Thursday morning, we awoke to find a Dodger team with no general manager, Andrew Friedman as President of Baseball Operations, and Colletti serving Friedman and Stan Kasten in an advisory capacity. (If you slept through Wednesday, here’s the full story.)
The question now: Are the Dodgers a better team today than they were yesterday? Leave a comment below once you’ve voted.
Last year, the Dodgers’ roster for the National League Division Series and NL Championship Series included six relief pitchers. It also featured a starting pitcher (Chris Capuano in the first round, Edinson Volquez in the second) who essentially served as a long reliever/emergency starter.
Keep in mind the playoff roster is limited to 25 per round.

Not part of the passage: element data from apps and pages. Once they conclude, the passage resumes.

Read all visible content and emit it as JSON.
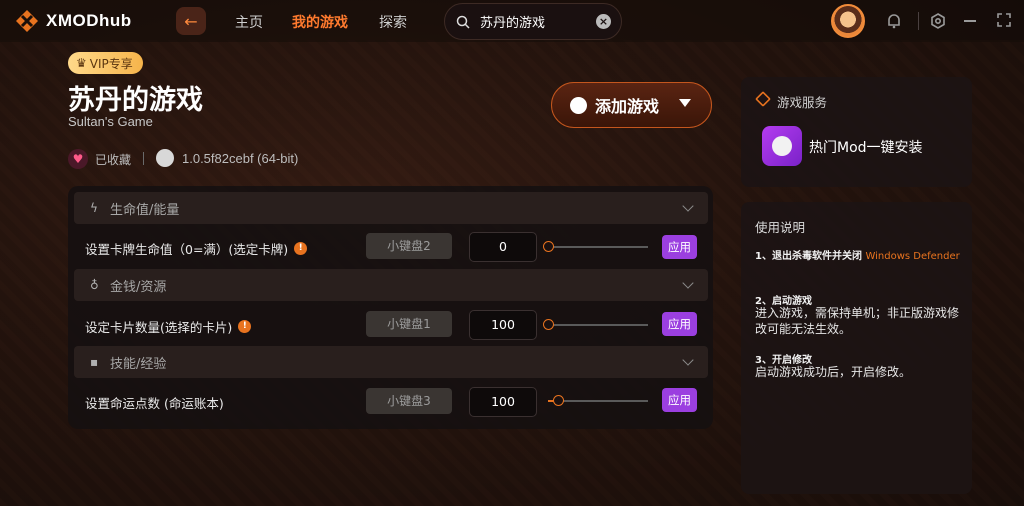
{
  "app": {
    "brand": "XMODhub"
  },
  "nav": {
    "items": [
      "主页",
      "我的游戏",
      "探索"
    ],
    "active_index": 1
  },
  "search": {
    "value": "苏丹的游戏"
  },
  "topbar_icons": [
    "back-arrow-icon",
    "search-icon",
    "clear-icon",
    "avatar",
    "bell-icon",
    "settings-icon",
    "minimize-icon",
    "expand-icon"
  ],
  "game": {
    "vip_badge": "VIP专享",
    "title": "苏丹的游戏",
    "subtitle": "Sultan's Game",
    "favorite_label": "已收藏",
    "version": "1.0.5f82cebf (64-bit)",
    "add_button": "添加游戏"
  },
  "cheats": {
    "sections": [
      {
        "title": "生命值/能量",
        "icon": "lightning-icon",
        "rows": [
          {
            "label": "设置卡牌生命值（0=满）(选定卡牌)",
            "info": "!",
            "hotkey": "小键盘2",
            "value": "0",
            "slider": 0.0,
            "apply": "应用"
          }
        ]
      },
      {
        "title": "金钱/资源",
        "icon": "money-bag-icon",
        "rows": [
          {
            "label": "设定卡片数量(选择的卡片)",
            "info": "!",
            "hotkey": "小键盘1",
            "value": "100",
            "slider": 0.0,
            "apply": "应用"
          }
        ]
      },
      {
        "title": "技能/经验",
        "icon": "bar-chart-icon",
        "rows": [
          {
            "label": "设置命运点数 (命运账本)",
            "hotkey": "小键盘3",
            "value": "100",
            "slider": 0.1,
            "apply": "应用"
          }
        ]
      }
    ]
  },
  "services": {
    "title": "游戏服务",
    "item": "热门Mod一键安装"
  },
  "instructions": {
    "title": "使用说明",
    "steps": [
      {
        "head": "1、退出杀毒软件并关闭",
        "head_highlight": "Windows Defender",
        "body": ""
      },
      {
        "head": "2、启动游戏",
        "body": "进入游戏，需保持单机；非正版游戏修改可能无法生效。"
      },
      {
        "head": "3、开启修改",
        "body": "启动游戏成功后，开启修改。"
      }
    ]
  },
  "colors": {
    "accent": "#e8731f",
    "apply": "#9b3fe0",
    "vip": "#f6b44b"
  }
}
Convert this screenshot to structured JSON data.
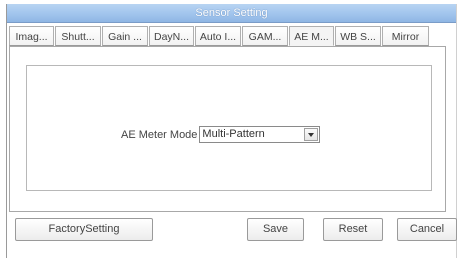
{
  "window": {
    "title": "Sensor Setting"
  },
  "tabs": [
    {
      "label": "Imag...",
      "active": false
    },
    {
      "label": "Shutt...",
      "active": false
    },
    {
      "label": "Gain ...",
      "active": false
    },
    {
      "label": "DayN...",
      "active": false
    },
    {
      "label": "Auto I...",
      "active": false
    },
    {
      "label": "GAM...",
      "active": false
    },
    {
      "label": "AE M...",
      "active": true
    },
    {
      "label": "WB S...",
      "active": false
    },
    {
      "label": "Mirror",
      "active": false
    }
  ],
  "ae_meter": {
    "label": "AE Meter Mode",
    "selected": "Multi-Pattern"
  },
  "buttons": {
    "factory": "FactorySetting",
    "save": "Save",
    "reset": "Reset",
    "cancel": "Cancel"
  },
  "colors": {
    "titlebar": "#a3c6ee",
    "titlebar_text": "#ffffff"
  }
}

You’ll need at least eight position players and you’ll want four starters, just in case. But there’s no limit on how many boxes you can check on this poll, which closes October 1. Take it again if you change your mind:
The Arizona Diamondbacks extended the contracts of manager Kirk Gibson and general manager Kevin Towers on Monday. A fan favorite in Los Angeles as a player, Gibson was the choice of some to replace Don Mattingly — if given the chance. Both managers have multi-year contracts, so that chance might not come anytime soon. Just for fun:
Luis Cruz doesn’t plan on playing third base the when he suits up for the Culiacan Tomateros of the Mexican Winter League. “Probably,” he said Monday at Dodger Stadium, “second base, outfield.”
Is this a sign that Dodgers are trying to turn their emerging everyday third baseman into a utility player? Hardly.
“I try to play the position I didn’t play in the States,” Cruz said. “It’s better for me so I can play more positions. … In winter ball I like to play one game at third, one game at second base, then if they ask me to go play the outfield in the middle of the game, I go to the outfield.”
It’s a nice plan if it works in Cruz’s favor, which it did last year. The Dodgers used him mostly in the outfield in spring training, Cruz did well, and when he got off to a hot start for Triple-A Albuquerque, he got called up and became a fixture at third — the Dodgers’ greatest position of need, not Cruz’s primary position in Albuquerque.